“I think most people, if you put them in a VR headset and show them something really compelling, then they will take it off and say ‘Wow, that is amazing, I’ve just seen the future,’ but there’s a problem with equating that with that being an experience they want to have again and again and come back to if it’s in their own house. I think that’s something we need to figure out.
“Are you going to watch the news on it, or just cool videos of people jumping out of airplanes?”With the ever-hyperbolic press trying to convince people the future is certainly in VR, there’s a problem that people expect too much from the platform. It’s the same in the VR community:
“I spend most of my time around people in the VR community, and it’s really easy to be seduced by the passion in which people evangelise VR. They’ve been dreaming about it for the past however many years, reading books about it, about how it’s going to enable them to do so much more than their current technology allows them to do. So there’s a danger of getting confirmation bias, when you think something, and you only go and ask people who think the same thing, you hear the same thing.”
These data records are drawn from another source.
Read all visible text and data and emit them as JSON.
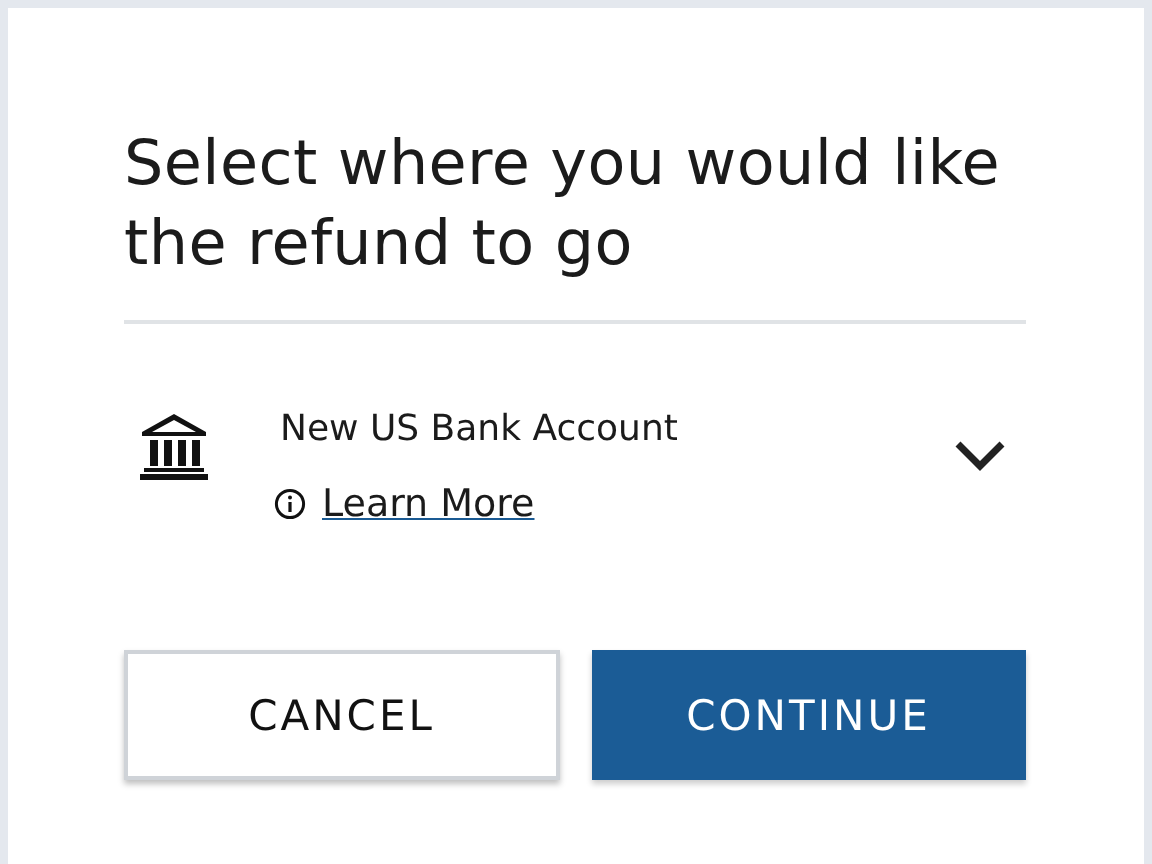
{
  "title": "Select where you would like the refund to go",
  "destination": {
    "label": "New US Bank Account",
    "expanded": false,
    "link": "Learn More"
  },
  "buttons": [
    {
      "label": "CANCEL",
      "kind": "secondary"
    },
    {
      "label": "CONTINUE",
      "kind": "primary"
    }
  ]
}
We need to appreciate the limitations of VR in certain cases. Take Hong Kong Unrest, and other 360 degree videos, for example: they are filmed from a real camera, so you can’t move around in the world you see, you are essentially looking through a bubble.
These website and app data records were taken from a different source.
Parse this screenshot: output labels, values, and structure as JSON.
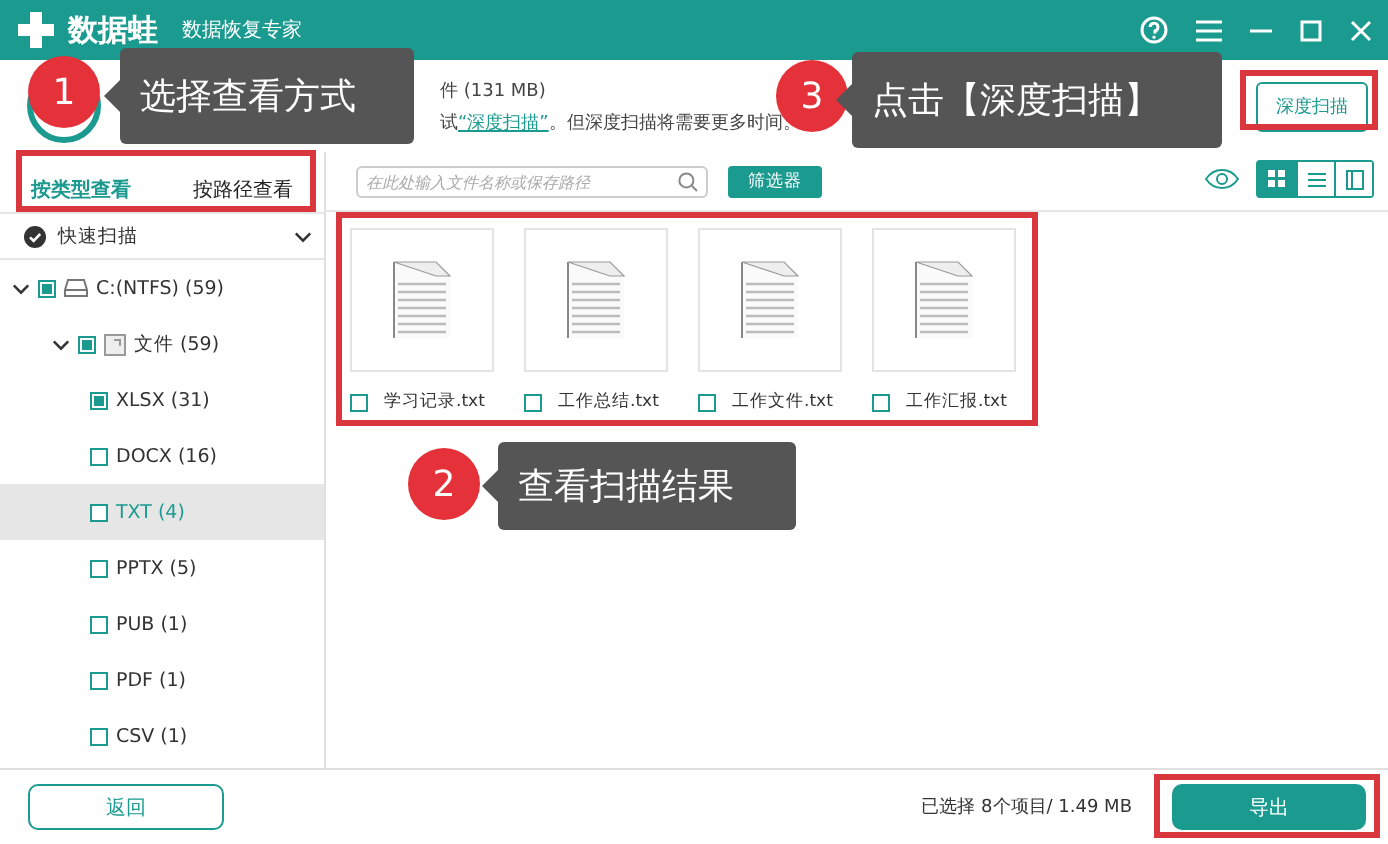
{
  "window": {
    "app_name": "数据蛙",
    "subtitle": "数据恢复专家",
    "controls": [
      {
        "kind": "help"
      },
      {
        "kind": "menu"
      },
      {
        "kind": "minimize"
      },
      {
        "kind": "maximize"
      },
      {
        "kind": "close"
      }
    ]
  },
  "header": {
    "size_text": "件 (131 MB)",
    "hint_prefix": "试",
    "hint_link": "“深度扫描”",
    "hint_suffix": "。但深度扫描将需要更多时间。",
    "deep_scan_button": "深度扫描"
  },
  "view_tabs": [
    {
      "label": "按类型查看",
      "selected": true
    },
    {
      "label": "按路径查看",
      "selected": false
    }
  ],
  "scan_mode": {
    "label": "快速扫描",
    "checked": true
  },
  "tree": [
    {
      "label": "C:(NTFS) (59)",
      "kind": "drive",
      "checked": true,
      "expanded": true,
      "selected": false,
      "children": [
        {
          "label": "文件 (59)",
          "kind": "folder",
          "checked": true,
          "expanded": true,
          "selected": false,
          "children": [
            {
              "label": "XLSX (31)",
              "checked": true,
              "selected": false
            },
            {
              "label": "DOCX (16)",
              "checked": false,
              "selected": false
            },
            {
              "label": "TXT (4)",
              "checked": false,
              "selected": true
            },
            {
              "label": "PPTX (5)",
              "checked": false,
              "selected": false
            },
            {
              "label": "PUB (1)",
              "checked": false,
              "selected": false
            },
            {
              "label": "PDF (1)",
              "checked": false,
              "selected": false
            },
            {
              "label": "CSV (1)",
              "checked": false,
              "selected": false
            }
          ]
        }
      ]
    }
  ],
  "toolbar": {
    "search_placeholder": "在此处输入文件名称或保存路径",
    "filter_button": "筛选器",
    "views": [
      {
        "kind": "grid",
        "selected": true
      },
      {
        "kind": "list",
        "selected": false
      },
      {
        "kind": "detail",
        "selected": false
      }
    ]
  },
  "files": [
    {
      "name": "学习记录.txt",
      "checked": false
    },
    {
      "name": "工作总结.txt",
      "checked": false
    },
    {
      "name": "工作文件.txt",
      "checked": false
    },
    {
      "name": "工作汇报.txt",
      "checked": false
    }
  ],
  "footer": {
    "back_button": "返回",
    "selection_summary": "已选择 8个项目/ 1.49 MB",
    "export_button": "导出"
  },
  "annotations": [
    {
      "number": "1",
      "text": "选择查看方式"
    },
    {
      "number": "2",
      "text": "查看扫描结果"
    },
    {
      "number": "3",
      "text": "点击【深度扫描】"
    }
  ]
}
“I think the majority of video content in virtual reality will not be 360 degree video, I think it will be video that is composited into a computer generated space, or animated photorealistic models,” says Miller.
This means that people will be able to move their head and bodies as much as they want, and have the virtual world react accordingly. It’s the difference between stepping into a new world, or just sticking your head into it.
[pullquote align=”right”]“That’s the moral question, do you want people to relate to people who could be seen to do terrible things, or do you want people to stay back and look at it more objectively.”[/pullquote]There are ways to make this feasible for a lot of video content: “One could photograph a model of a person in 3D, and, once you’ve got that model, all you have to really do is animate the face. You could have actors turn up to a motion capture studio, with their face filmed with a few dots on it, and match it up. That seems scalable, and I think that’s going to be really powerful.”
But this approach to creating VR video content won’t work for most documentaries or pieces of journalism. “There’s a difference between creating content from scratch and capturing reality, stuff that is filmed live. That’s why I’m looking into 360 degree video for journalism, which you can only really do as real. You’d always want what’s real.”
With the rate of progress in VR, perhaps soon Miller will be joined by a multitude of others all creating their own brand of VR journalism. “Ideally you want to get to the point where VR filming is about the technology as much as a photoshoot is about F-stops and aperture to the average person. It doesn’t matter.”
However, what does matter is what content these journalists create. Just like with any article, documentary or radio feature, its power can be abused.
“What happens when you take a virtual reality video set up and you follow around a team of IS in Syria. What does that do to you? Because you’re so immersed in it, does that generate a connection between you and that person. You’ve got to think, is that a good connection to have, or is it a bad thing to have?
“That’s the moral question, do you want people to relate to people who could be seen to do terrible things, or do you want people to stay back and look at it more objectively.”
Stanford University’s Virtual Human Interaction Lab has begun to look at how being ‘in someone’s shoes’ in VR can be used as an ’empathy machine’ to relate to the virtual person whose body you inhabit.
Equally, with a 360 video “you can’t help but empathise with the person next to you. There’s a massive power for what you choose to do with that.”
While it’s early days for VR, and even earlier days for VR journalism, it’s important to begin to think about its potential impact both on how we enjoy media, and what affect it could have on us.
The future, as ever, is coming, whether we like it or not.
Featured image courtesy of Immersivly Ltd